[[ Data for this exercise open ]]

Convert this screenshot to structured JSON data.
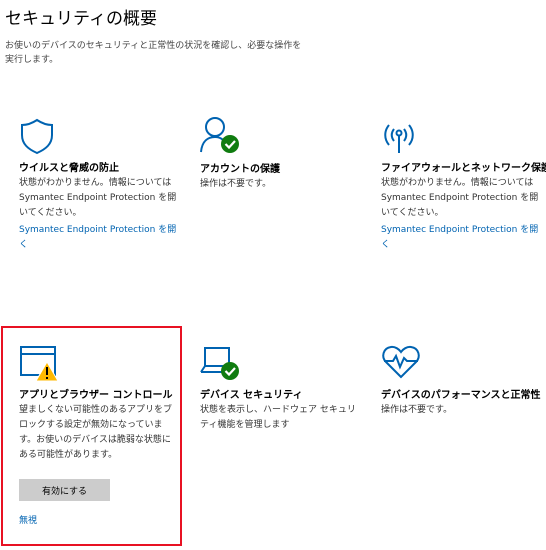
{
  "header": {
    "title": "セキュリティの概要",
    "subtitle": "お使いのデバイスのセキュリティと正常性の状況を確認し、必要な操作を実行します。"
  },
  "cards": [
    {
      "title": "ウイルスと脅威の防止",
      "desc": "状態がわかりません。情報については Symantec Endpoint Protection を開いてください。",
      "link": "Symantec Endpoint Protection を開く",
      "icon": "shield-icon"
    },
    {
      "title": "アカウントの保護",
      "desc": "操作は不要です。",
      "icon": "account-icon"
    },
    {
      "title": "ファイアウォールとネットワーク保護",
      "desc": "状態がわかりません。情報については Symantec Endpoint Protection を開いてください。",
      "link": "Symantec Endpoint Protection を開く",
      "icon": "wireless-antenna-icon"
    },
    {
      "title": "アプリとブラウザー コントロール",
      "desc": "望ましくない可能性のあるアプリをブロックする設定が無効になっています。お使いのデバイスは脆弱な状態にある可能性があります。",
      "button": "有効にする",
      "link": "無視",
      "icon": "app-browser-warning-icon"
    },
    {
      "title": "デバイス セキュリティ",
      "desc": "状態を表示し、ハードウェア セキュリティ機能を管理します",
      "icon": "laptop-icon"
    },
    {
      "title": "デバイスのパフォーマンスと正常性",
      "desc": "操作は不要です。",
      "icon": "heart-pulse-icon"
    }
  ],
  "colors": {
    "accent": "#0063b1",
    "ok": "#107c10",
    "warning": "#ffb900",
    "highlight": "#e81123"
  }
}
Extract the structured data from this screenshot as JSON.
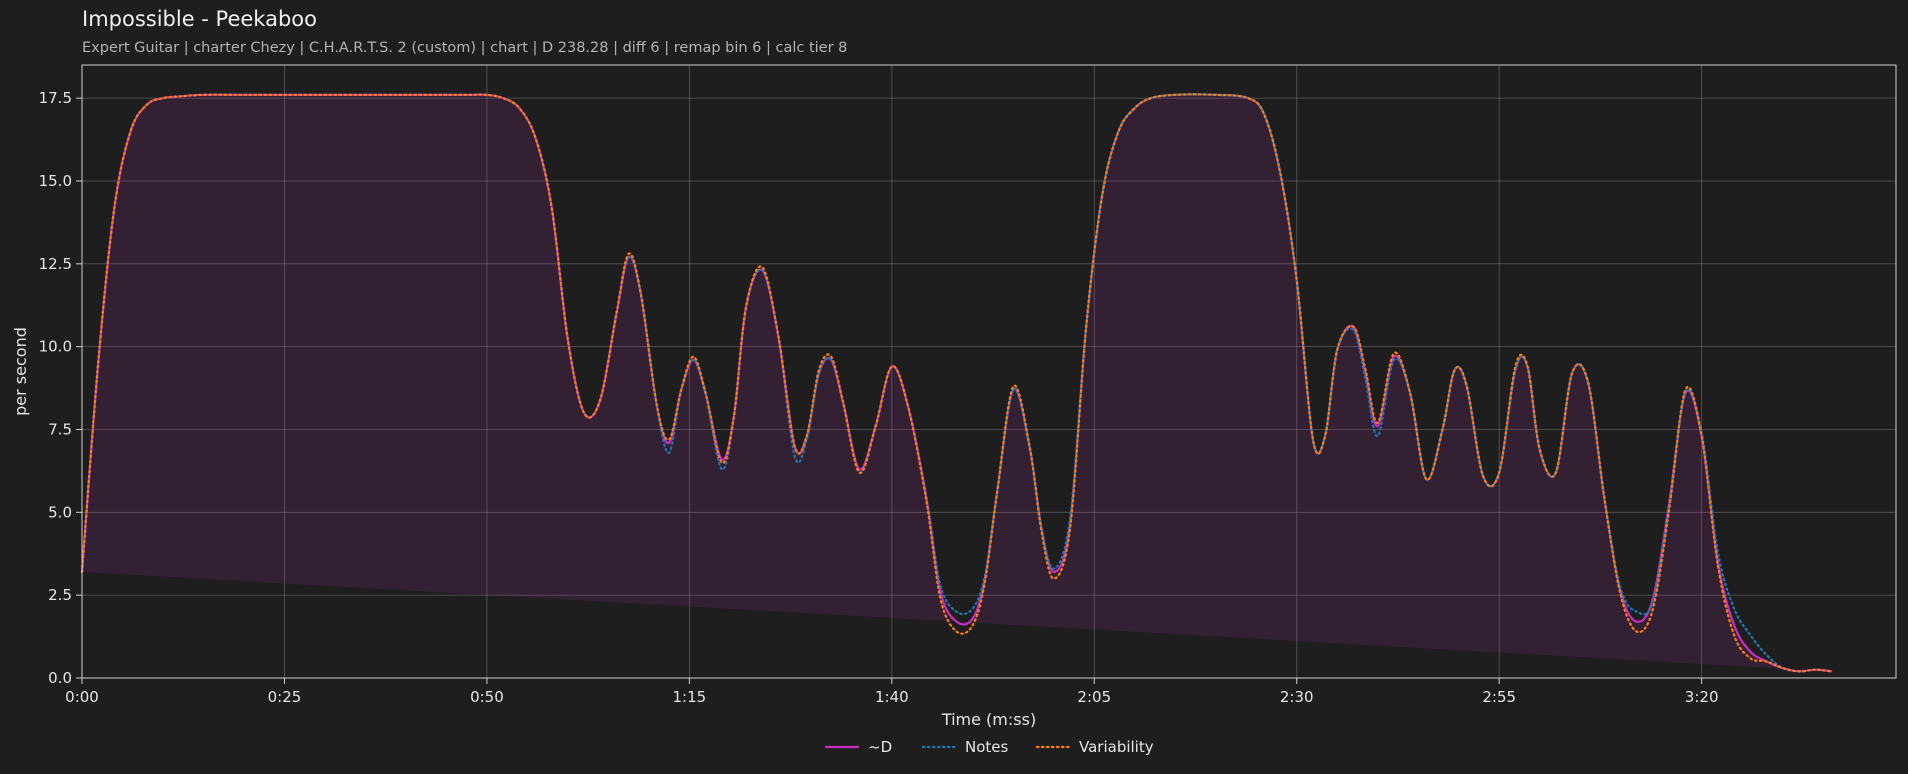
{
  "title": "Impossible - Peekaboo",
  "subtitle": "Expert Guitar  |  charter Chezy  |  C.H.A.R.T.S. 2 (custom)  |  chart  |  D 238.28  |  diff 6  |  remap bin 6  |  calc tier 8",
  "chart_data": {
    "type": "line",
    "title": "Impossible - Peekaboo",
    "xlabel": "Time (m:ss)",
    "ylabel": "per second",
    "xlim": [
      0,
      224
    ],
    "ylim": [
      0,
      18.5
    ],
    "x_ticks": [
      {
        "value": 0,
        "label": "0:00"
      },
      {
        "value": 25,
        "label": "0:25"
      },
      {
        "value": 50,
        "label": "0:50"
      },
      {
        "value": 75,
        "label": "1:15"
      },
      {
        "value": 100,
        "label": "1:40"
      },
      {
        "value": 125,
        "label": "2:05"
      },
      {
        "value": 150,
        "label": "2:30"
      },
      {
        "value": 175,
        "label": "2:55"
      },
      {
        "value": 200,
        "label": "3:20"
      }
    ],
    "y_ticks": [
      {
        "value": 0,
        "label": "0.0"
      },
      {
        "value": 2.5,
        "label": "2.5"
      },
      {
        "value": 5,
        "label": "5.0"
      },
      {
        "value": 7.5,
        "label": "7.5"
      },
      {
        "value": 10,
        "label": "10.0"
      },
      {
        "value": 12.5,
        "label": "12.5"
      },
      {
        "value": 15,
        "label": "15.0"
      },
      {
        "value": 17.5,
        "label": "17.5"
      }
    ],
    "grid": true,
    "legend_position": "bottom-center",
    "x": [
      0,
      2,
      4,
      6,
      8,
      10,
      12,
      15,
      20,
      25,
      30,
      35,
      40,
      45,
      48,
      50,
      52,
      54,
      56,
      58,
      60,
      62,
      64,
      66,
      67.5,
      69,
      71,
      72.5,
      74,
      75.5,
      77,
      79,
      80.5,
      82,
      84,
      86,
      88,
      89.5,
      91,
      92.5,
      94,
      96,
      98,
      100,
      102,
      104.3,
      106,
      108,
      110,
      111.5,
      113,
      115,
      117,
      118.5,
      120,
      122,
      124,
      126,
      128,
      130,
      132,
      135,
      140,
      144,
      146,
      148,
      150,
      152,
      153.5,
      155,
      157,
      158.5,
      160,
      162,
      164,
      166,
      168,
      169.5,
      171,
      173,
      175,
      177,
      178.5,
      180,
      182,
      184,
      186,
      188,
      190,
      192,
      194,
      196,
      198,
      200,
      202,
      204,
      206,
      208,
      210,
      212,
      214,
      216,
      218,
      220,
      222,
      224
    ],
    "series": [
      {
        "name": "~D",
        "color": "#c72fc0",
        "style": "solid",
        "values": [
          3.2,
          9.5,
          14.2,
          16.5,
          17.3,
          17.5,
          17.55,
          17.6,
          17.6,
          17.6,
          17.6,
          17.6,
          17.6,
          17.6,
          17.6,
          17.6,
          17.5,
          17.2,
          16.3,
          14.2,
          10.2,
          8.0,
          8.4,
          11.0,
          12.7,
          11.6,
          8.2,
          7.1,
          8.7,
          9.6,
          8.6,
          6.6,
          7.9,
          11.2,
          12.3,
          10.3,
          7.0,
          7.3,
          9.2,
          9.6,
          8.3,
          6.3,
          7.6,
          9.4,
          8.2,
          5.4,
          2.6,
          1.7,
          1.8,
          3.0,
          5.6,
          8.7,
          7.0,
          4.5,
          3.2,
          4.6,
          10.6,
          14.6,
          16.5,
          17.2,
          17.5,
          17.6,
          17.6,
          17.5,
          17.0,
          15.2,
          12.0,
          7.2,
          7.3,
          9.9,
          10.6,
          9.2,
          7.6,
          9.7,
          8.6,
          6.0,
          7.5,
          9.3,
          8.8,
          6.1,
          6.2,
          9.3,
          9.4,
          6.9,
          6.2,
          9.2,
          8.9,
          5.4,
          2.6,
          1.7,
          2.4,
          5.3,
          8.6,
          7.3,
          3.5,
          1.6,
          0.8,
          0.5,
          0.3,
          0.2,
          0.25,
          0.2,
          0.1
        ]
      },
      {
        "name": "Notes",
        "color": "#1f77b4",
        "style": "dotted",
        "values": [
          3.2,
          9.5,
          14.2,
          16.5,
          17.3,
          17.5,
          17.55,
          17.6,
          17.6,
          17.6,
          17.6,
          17.6,
          17.6,
          17.6,
          17.6,
          17.6,
          17.5,
          17.2,
          16.3,
          14.2,
          10.2,
          8.0,
          8.4,
          11.0,
          12.7,
          11.6,
          8.2,
          6.8,
          8.7,
          9.6,
          8.6,
          6.3,
          7.9,
          11.2,
          12.3,
          10.3,
          6.7,
          7.2,
          9.2,
          9.6,
          8.3,
          6.2,
          7.6,
          9.4,
          8.2,
          5.4,
          2.8,
          2.0,
          2.1,
          3.1,
          5.6,
          8.7,
          7.0,
          4.5,
          3.3,
          4.8,
          10.6,
          14.6,
          16.5,
          17.2,
          17.5,
          17.6,
          17.6,
          17.5,
          17.0,
          15.2,
          12.0,
          7.2,
          7.3,
          9.9,
          10.5,
          9.0,
          7.3,
          9.6,
          8.6,
          6.0,
          7.5,
          9.3,
          8.8,
          6.1,
          6.2,
          9.3,
          9.4,
          6.9,
          6.2,
          9.2,
          8.9,
          5.4,
          2.7,
          2.0,
          2.3,
          5.2,
          8.6,
          7.4,
          3.8,
          2.1,
          1.3,
          0.7,
          0.3,
          0.2,
          0.25,
          0.2,
          0.1
        ]
      },
      {
        "name": "Variability",
        "color": "#ff7f0e",
        "style": "dotted",
        "values": [
          3.2,
          9.5,
          14.2,
          16.5,
          17.3,
          17.5,
          17.55,
          17.6,
          17.6,
          17.6,
          17.6,
          17.6,
          17.6,
          17.6,
          17.6,
          17.6,
          17.5,
          17.2,
          16.3,
          14.2,
          10.2,
          8.0,
          8.4,
          11.0,
          12.8,
          11.6,
          8.2,
          7.2,
          8.7,
          9.7,
          8.6,
          6.5,
          7.9,
          11.2,
          12.4,
          10.3,
          7.0,
          7.3,
          9.3,
          9.7,
          8.3,
          6.2,
          7.6,
          9.4,
          8.2,
          5.3,
          2.4,
          1.4,
          1.6,
          2.9,
          5.6,
          8.8,
          7.0,
          4.4,
          3.0,
          4.5,
          10.6,
          14.6,
          16.5,
          17.2,
          17.5,
          17.6,
          17.6,
          17.5,
          17.0,
          15.2,
          12.0,
          7.2,
          7.3,
          9.9,
          10.6,
          9.3,
          7.7,
          9.8,
          8.6,
          6.0,
          7.5,
          9.3,
          8.8,
          6.1,
          6.2,
          9.4,
          9.4,
          6.9,
          6.2,
          9.2,
          8.9,
          5.4,
          2.5,
          1.4,
          2.1,
          5.1,
          8.7,
          7.3,
          3.4,
          1.3,
          0.6,
          0.5,
          0.3,
          0.2,
          0.25,
          0.2,
          0.1
        ]
      }
    ]
  },
  "legend": {
    "items": [
      {
        "label": "~D",
        "color": "#c72fc0",
        "style": "solid"
      },
      {
        "label": "Notes",
        "color": "#1f77b4",
        "style": "dotted"
      },
      {
        "label": "Variability",
        "color": "#ff7f0e",
        "style": "dotted"
      }
    ]
  },
  "colors": {
    "background": "#1e1e1e",
    "fill": "#c72fc0",
    "grid": "#8a8a8a",
    "axis": "#d0d0d0"
  }
}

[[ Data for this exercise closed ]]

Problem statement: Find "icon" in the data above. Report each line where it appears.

Response for this exercise:
      "icon": "shield-icon"
      "icon": "account-icon"
      "icon": "wireless-antenna-icon"
      "icon": "app-browser-warning-icon"
      "icon": "laptop-icon"
      "icon": "heart-pulse-icon"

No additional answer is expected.